We are commissioned to preach and teach the radical gospel of Jesus. The gospel, the good news, is found in the acts of Jesus as he dealt with the political and social climate of his day. He taught a radical way of witnessing to the Beloved Community. We must have clarity and conviction about who Jesus is, or our words are voided by our inaction.
I ask you to read and faithfully teach about the Jesus found in the four Gospels. Help your members reach deep internally and live into God’s preferred future. Help them engage in self-discovery by becoming involved with the dispossessed. You might be surprised at the difference it makes.
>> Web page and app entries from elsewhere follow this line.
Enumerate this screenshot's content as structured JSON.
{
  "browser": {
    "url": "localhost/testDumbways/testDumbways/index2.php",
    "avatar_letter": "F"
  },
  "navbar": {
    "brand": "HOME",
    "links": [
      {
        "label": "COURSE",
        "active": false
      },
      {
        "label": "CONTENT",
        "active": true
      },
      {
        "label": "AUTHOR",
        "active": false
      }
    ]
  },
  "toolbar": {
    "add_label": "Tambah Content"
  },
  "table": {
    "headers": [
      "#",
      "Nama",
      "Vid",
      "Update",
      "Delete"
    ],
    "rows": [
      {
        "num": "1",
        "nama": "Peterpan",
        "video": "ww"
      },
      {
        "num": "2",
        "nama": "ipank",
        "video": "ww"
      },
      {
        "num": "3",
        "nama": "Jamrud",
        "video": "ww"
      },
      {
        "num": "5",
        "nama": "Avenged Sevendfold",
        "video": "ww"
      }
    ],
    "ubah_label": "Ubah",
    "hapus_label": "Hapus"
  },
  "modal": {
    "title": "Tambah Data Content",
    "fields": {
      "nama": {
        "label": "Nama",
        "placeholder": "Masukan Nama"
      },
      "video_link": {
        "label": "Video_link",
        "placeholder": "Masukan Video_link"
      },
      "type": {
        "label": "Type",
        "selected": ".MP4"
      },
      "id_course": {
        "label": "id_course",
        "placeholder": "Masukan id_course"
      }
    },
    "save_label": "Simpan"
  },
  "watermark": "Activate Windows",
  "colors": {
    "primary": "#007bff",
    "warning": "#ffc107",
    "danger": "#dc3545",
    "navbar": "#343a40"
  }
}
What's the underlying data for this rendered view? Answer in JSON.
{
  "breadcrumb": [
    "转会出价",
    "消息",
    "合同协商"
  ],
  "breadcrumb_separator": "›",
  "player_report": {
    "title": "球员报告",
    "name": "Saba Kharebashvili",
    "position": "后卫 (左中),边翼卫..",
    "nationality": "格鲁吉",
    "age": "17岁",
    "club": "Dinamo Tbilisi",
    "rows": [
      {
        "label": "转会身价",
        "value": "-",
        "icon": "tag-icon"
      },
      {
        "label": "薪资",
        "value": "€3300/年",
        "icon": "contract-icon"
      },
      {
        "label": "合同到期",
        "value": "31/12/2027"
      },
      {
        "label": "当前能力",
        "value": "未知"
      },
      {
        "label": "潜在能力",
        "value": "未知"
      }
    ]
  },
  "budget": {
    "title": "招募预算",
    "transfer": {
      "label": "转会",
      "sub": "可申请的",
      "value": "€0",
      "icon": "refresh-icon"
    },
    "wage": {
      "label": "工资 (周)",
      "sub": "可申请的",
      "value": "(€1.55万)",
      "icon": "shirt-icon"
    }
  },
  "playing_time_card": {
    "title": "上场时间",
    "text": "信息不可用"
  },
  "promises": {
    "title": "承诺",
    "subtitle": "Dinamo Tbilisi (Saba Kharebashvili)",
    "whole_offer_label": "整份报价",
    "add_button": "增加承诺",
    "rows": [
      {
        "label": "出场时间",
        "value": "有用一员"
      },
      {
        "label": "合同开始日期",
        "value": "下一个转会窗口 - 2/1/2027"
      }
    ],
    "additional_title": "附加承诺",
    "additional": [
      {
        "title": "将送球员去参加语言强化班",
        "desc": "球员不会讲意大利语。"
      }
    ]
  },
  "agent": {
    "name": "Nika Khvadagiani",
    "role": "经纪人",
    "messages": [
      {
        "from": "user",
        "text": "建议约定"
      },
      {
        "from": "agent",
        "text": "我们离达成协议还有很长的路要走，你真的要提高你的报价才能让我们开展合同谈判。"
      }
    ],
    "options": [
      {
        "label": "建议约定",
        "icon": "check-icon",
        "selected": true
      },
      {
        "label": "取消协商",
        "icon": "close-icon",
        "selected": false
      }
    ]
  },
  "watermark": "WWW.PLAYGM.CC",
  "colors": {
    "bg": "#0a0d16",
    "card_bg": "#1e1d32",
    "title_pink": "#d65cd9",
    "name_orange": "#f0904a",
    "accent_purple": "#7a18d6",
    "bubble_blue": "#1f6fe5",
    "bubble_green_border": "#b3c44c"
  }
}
During the presidential campaign, Donald Trump asked, “What do you have to lose?” The business community can see that if it does not distance itself from bigotry, it will lose money. What about Christians? Jesus asks, “What do you benefit if you gain the whole world but lose your own soul? Is anything worth more than your soul?” (Mark 8:36-37). We have our souls to lose.
We are the Ezekiels who can speak and teach the Word and take action that will bring restoration to our death valley. We have nothing to lose and everything to gain.
John Powell, of Ypsilanti, Mich., has worked as a pastor, preacher and teacher in Mennonite churches and institutions.